● Required work: Give the data again, word for word.

● Records for this exercise:

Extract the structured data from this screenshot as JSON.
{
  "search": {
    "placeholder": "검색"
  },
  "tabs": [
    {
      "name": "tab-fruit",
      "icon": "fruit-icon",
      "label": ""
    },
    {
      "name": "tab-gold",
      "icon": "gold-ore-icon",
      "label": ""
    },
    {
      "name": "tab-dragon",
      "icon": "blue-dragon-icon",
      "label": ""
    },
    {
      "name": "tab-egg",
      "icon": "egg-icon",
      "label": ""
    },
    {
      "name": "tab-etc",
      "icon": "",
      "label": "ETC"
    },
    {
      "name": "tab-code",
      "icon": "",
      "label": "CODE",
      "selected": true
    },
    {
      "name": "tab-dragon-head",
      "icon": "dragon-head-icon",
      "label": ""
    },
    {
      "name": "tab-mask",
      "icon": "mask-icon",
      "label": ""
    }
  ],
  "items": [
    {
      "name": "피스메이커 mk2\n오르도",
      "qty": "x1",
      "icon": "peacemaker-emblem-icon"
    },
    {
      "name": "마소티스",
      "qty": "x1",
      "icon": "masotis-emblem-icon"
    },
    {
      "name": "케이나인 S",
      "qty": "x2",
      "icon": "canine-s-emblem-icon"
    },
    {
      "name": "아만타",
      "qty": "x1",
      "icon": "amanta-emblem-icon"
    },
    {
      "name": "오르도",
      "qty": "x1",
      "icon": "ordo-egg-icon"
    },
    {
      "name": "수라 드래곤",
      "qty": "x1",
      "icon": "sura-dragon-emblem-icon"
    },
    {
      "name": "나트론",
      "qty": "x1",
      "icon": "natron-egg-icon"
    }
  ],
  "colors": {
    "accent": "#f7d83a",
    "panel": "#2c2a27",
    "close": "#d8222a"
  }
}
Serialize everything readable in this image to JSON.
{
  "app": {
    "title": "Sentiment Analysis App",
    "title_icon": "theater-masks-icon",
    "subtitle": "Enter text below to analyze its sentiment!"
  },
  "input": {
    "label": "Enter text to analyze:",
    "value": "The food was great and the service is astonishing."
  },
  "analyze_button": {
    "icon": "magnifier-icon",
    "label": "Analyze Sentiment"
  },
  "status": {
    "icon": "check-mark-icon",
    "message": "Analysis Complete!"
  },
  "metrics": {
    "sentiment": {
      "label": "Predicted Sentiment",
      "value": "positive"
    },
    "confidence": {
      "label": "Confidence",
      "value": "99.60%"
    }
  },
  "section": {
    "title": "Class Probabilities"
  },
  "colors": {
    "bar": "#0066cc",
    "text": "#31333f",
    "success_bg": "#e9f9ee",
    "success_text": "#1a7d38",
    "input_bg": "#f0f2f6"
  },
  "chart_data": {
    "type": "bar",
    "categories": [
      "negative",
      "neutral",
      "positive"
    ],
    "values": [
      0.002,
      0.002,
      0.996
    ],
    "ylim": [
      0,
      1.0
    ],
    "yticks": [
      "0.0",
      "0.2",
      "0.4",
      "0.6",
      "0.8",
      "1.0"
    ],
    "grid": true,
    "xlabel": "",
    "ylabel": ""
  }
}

● Solved problem:
Extract the structured data from this screenshot as JSON.
{
  "search": {
    "placeholder": "검색"
  },
  "tabs": [
    {
      "name": "tab-fruit",
      "icon": "fruit-icon",
      "label": ""
    },
    {
      "name": "tab-gold",
      "icon": "gold-ore-icon",
      "label": ""
    },
    {
      "name": "tab-dragon",
      "icon": "blue-dragon-icon",
      "label": ""
    },
    {
      "name": "tab-egg",
      "icon": "egg-icon",
      "label": ""
    },
    {
      "name": "tab-etc",
      "icon": "",
      "label": "ETC"
    },
    {
      "name": "tab-code",
      "icon": "",
      "label": "CODE",
      "selected": true
    },
    {
      "name": "tab-dragon-head",
      "icon": "dragon-head-icon",
      "label": ""
    },
    {
      "name": "tab-mask",
      "icon": "mask-icon",
      "label": ""
    }
  ],
  "items": [
    {
      "name": "피스메이커 mk2\n오르도",
      "qty": "x1",
      "icon": "peacemaker-emblem-icon"
    },
    {
      "name": "마소티스",
      "qty": "x1",
      "icon": "masotis-emblem-icon"
    },
    {
      "name": "케이나인 S",
      "qty": "x2",
      "icon": "canine-s-emblem-icon"
    },
    {
      "name": "아만타",
      "qty": "x1",
      "icon": "amanta-emblem-icon"
    },
    {
      "name": "오르도",
      "qty": "x1",
      "icon": "ordo-egg-icon"
    },
    {
      "name": "수라 드래곤",
      "qty": "x1",
      "icon": "sura-dragon-emblem-icon"
    },
    {
      "name": "나트론",
      "qty": "x1",
      "icon": "natron-egg-icon"
    }
  ],
  "colors": {
    "accent": "#f7d83a",
    "panel": "#2c2a27",
    "close": "#d8222a"
  }
}
Serialize everything readable in this image to JSON.
{
  "app": {
    "title": "Sentiment Analysis App",
    "title_icon": "theater-masks-icon",
    "subtitle": "Enter text below to analyze its sentiment!"
  },
  "input": {
    "label": "Enter text to analyze:",
    "value": "The food was great and the service is astonishing."
  },
  "analyze_button": {
    "icon": "magnifier-icon",
    "label": "Analyze Sentiment"
  },
  "status": {
    "icon": "check-mark-icon",
    "message": "Analysis Complete!"
  },
  "metrics": {
    "sentiment": {
      "label": "Predicted Sentiment",
      "value": "positive"
    },
    "confidence": {
      "label": "Confidence",
      "value": "99.60%"
    }
  },
  "section": {
    "title": "Class Probabilities"
  },
  "colors": {
    "bar": "#0066cc",
    "text": "#31333f",
    "success_bg": "#e9f9ee",
    "success_text": "#1a7d38",
    "input_bg": "#f0f2f6"
  },
  "chart_data": {
    "type": "bar",
    "categories": [
      "negative",
      "neutral",
      "positive"
    ],
    "values": [
      0.002,
      0.002,
      0.996
    ],
    "ylim": [
      0,
      1.0
    ],
    "yticks": [
      "0.0",
      "0.2",
      "0.4",
      "0.6",
      "0.8",
      "1.0"
    ],
    "grid": true,
    "xlabel": "",
    "ylabel": ""
  }
}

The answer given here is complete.